In Southbound, the filmmakers forge a clever path around the most prominent pitfall of the anthology-film—the tedious stop-and-start seguing from one short to another—by allowing characters to pass figurative batons to the next protagonist mid-narrative. The film often derives suspense, or, more accurately, a sense of emotionally detached amusement, by encouraging us to guess when one story is going to abruptly merge into another, cumulatively forming a temporal loop in which there are no true beginnings or endings. Even the role of the anthology-film M.C. has been updated: Occasionally, Larry Fessenden can be overheard as a creepy/hip D.J. of the damned, an overseer who inadvertently speaks over each hero’s abrupt exit.
The four shorts contained here, directed by Roxanne Benjamin, David Bruckner, Radio Silence, and Patrick Horvath, respectively, are surprisingly consistent in quality. They all pivot on the conceit of the American West as a mythical hellscape informed by the pop culture of the 1950s and the ’70s. Cafés and motels reflect the former decade, while the bars, trucks, dusty tableaus, and studiously sexy, vaguely countercultural clothing embody the latter. In other words, the ’50s predictably represent the open, proper “day” to the 1970s’ dangerous, id-governed “night.” These worlds are tied together by a road dotted with a highway sign that’s pointedly whited out, as these characters are traveling a path that goes both everywhere and nowhere.
Southbound is yet another contemporary horror film that belongs to seemingly every era but its own.

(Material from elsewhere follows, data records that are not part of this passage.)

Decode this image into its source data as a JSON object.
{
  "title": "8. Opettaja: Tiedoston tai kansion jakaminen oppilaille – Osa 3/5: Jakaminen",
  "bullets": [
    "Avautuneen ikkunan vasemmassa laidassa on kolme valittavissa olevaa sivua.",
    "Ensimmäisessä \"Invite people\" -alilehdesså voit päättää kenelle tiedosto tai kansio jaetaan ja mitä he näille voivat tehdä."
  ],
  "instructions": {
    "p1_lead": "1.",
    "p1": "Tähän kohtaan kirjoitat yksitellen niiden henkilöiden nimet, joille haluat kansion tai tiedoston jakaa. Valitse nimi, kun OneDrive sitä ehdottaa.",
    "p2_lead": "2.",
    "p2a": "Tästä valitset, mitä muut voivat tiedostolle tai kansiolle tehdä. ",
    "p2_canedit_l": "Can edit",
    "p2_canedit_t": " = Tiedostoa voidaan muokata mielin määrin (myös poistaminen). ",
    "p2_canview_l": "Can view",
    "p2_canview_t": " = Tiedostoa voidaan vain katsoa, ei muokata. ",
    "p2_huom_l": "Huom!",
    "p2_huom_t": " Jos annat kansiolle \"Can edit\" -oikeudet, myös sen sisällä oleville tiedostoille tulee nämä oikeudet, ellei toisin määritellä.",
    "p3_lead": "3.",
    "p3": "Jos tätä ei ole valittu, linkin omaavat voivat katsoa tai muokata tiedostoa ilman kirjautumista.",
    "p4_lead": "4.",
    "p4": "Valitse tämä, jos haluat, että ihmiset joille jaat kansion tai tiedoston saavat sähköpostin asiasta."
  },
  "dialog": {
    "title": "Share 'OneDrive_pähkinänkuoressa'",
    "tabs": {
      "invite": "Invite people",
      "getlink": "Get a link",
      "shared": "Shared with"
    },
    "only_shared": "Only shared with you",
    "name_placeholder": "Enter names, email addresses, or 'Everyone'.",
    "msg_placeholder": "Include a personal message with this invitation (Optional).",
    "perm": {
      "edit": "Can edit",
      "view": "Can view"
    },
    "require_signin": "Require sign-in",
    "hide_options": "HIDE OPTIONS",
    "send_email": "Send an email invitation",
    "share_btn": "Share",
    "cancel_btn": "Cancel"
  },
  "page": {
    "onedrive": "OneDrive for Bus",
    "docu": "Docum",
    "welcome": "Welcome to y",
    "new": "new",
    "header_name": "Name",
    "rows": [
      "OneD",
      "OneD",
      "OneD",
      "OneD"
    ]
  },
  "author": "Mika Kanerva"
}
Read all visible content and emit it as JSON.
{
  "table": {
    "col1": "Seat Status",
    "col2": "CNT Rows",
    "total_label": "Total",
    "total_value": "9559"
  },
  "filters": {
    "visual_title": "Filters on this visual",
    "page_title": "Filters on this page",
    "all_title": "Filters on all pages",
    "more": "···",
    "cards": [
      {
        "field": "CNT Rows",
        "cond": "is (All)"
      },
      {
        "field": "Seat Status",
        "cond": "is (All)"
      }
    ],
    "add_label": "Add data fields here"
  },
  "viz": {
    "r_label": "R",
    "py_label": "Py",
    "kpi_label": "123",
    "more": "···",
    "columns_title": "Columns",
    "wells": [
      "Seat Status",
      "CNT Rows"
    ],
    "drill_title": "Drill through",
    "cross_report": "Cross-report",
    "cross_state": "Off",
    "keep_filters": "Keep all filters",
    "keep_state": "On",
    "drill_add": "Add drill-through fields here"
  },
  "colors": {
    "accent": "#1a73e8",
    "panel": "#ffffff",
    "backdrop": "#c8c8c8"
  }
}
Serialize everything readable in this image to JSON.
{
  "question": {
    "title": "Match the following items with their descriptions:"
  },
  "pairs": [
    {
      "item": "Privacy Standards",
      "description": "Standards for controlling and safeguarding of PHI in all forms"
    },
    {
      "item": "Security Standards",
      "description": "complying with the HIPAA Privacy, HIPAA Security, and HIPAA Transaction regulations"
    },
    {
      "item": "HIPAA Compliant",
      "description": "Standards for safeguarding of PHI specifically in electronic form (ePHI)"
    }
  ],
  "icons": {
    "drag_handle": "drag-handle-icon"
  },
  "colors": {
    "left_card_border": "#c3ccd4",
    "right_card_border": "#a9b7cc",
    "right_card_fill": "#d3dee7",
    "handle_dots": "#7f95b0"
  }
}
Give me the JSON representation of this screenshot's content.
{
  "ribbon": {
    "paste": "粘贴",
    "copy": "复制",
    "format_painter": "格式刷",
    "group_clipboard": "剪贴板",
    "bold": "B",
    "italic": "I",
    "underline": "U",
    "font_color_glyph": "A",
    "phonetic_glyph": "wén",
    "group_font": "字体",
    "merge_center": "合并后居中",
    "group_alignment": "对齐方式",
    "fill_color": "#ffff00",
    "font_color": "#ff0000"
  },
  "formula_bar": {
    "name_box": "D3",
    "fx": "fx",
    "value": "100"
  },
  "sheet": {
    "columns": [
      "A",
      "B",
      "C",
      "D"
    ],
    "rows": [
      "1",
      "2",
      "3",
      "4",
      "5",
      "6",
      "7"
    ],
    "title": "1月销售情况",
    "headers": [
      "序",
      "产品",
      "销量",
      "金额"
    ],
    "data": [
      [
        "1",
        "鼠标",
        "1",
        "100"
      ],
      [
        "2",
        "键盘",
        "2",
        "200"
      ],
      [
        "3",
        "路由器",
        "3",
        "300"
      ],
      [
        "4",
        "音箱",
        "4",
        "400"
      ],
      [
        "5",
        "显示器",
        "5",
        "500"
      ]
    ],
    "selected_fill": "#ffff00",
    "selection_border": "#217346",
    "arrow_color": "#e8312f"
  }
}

So, yes, Southbound is yet another contemporary horror film that belongs to seemingly every era but its own, taking stock solace in the comforts of fetishizing the past, rather than wrestling with the uncomfortably alive issues of the present. If there’s one urge rising horror directors need to surmount, it’s the yearning to remake Steven Spielberg’s Duel, Tobe Hooper’s The Texas Chainsaw Massacre, and John Carpenter’s Halloween over and over again, ad infinitum. (Talk about a temporal loop.) Though somewhat more contemporary clichés are mined too, most annoyingly the scenario in which a family is besieged by psychos wearing ironically innocuous masks, while even more pronouncedly ironically cheesy music plays in the background.
But there are also tense, inventively breakneck moments to be found in Southbound. Bruckner’s contribution, “The Accident,” perversely weds two nightmares together: of suddenly hitting someone out in the middle of nowhere, with your and their lives on your hands, and of being tasked with performing gory, impromptu medical operations in the grips of an emergency. The sleazy, desolate hospital imagery is derivative of Rob Zombie’s Halloween II, but Bruckner’s command of pace transcends such limitations, and Gerald Downey’s engagingly sane performance as the patsy provides the film with a greatly needed dosage of conventional humanity.
And Horvath’s “Jailbreak” evocatively hints at the mythos that governs Southbound’s desert setting, a netherworld wandered by lost souls that only appears to be, say, Texas, Arizona, or New Mexico. The highpoint of this short is a bar scene that suggests the atmosphere of Oliver Stone’s U-Turn by way of the Red Room from Twin Peaks, likening demons to truckers who are as road-weary and in need of a beer and a shot as the rest of us. Southbound is more a feat of ingenuity than originality, but certain passages have a pulpy, nihilistic je ne sais quoi.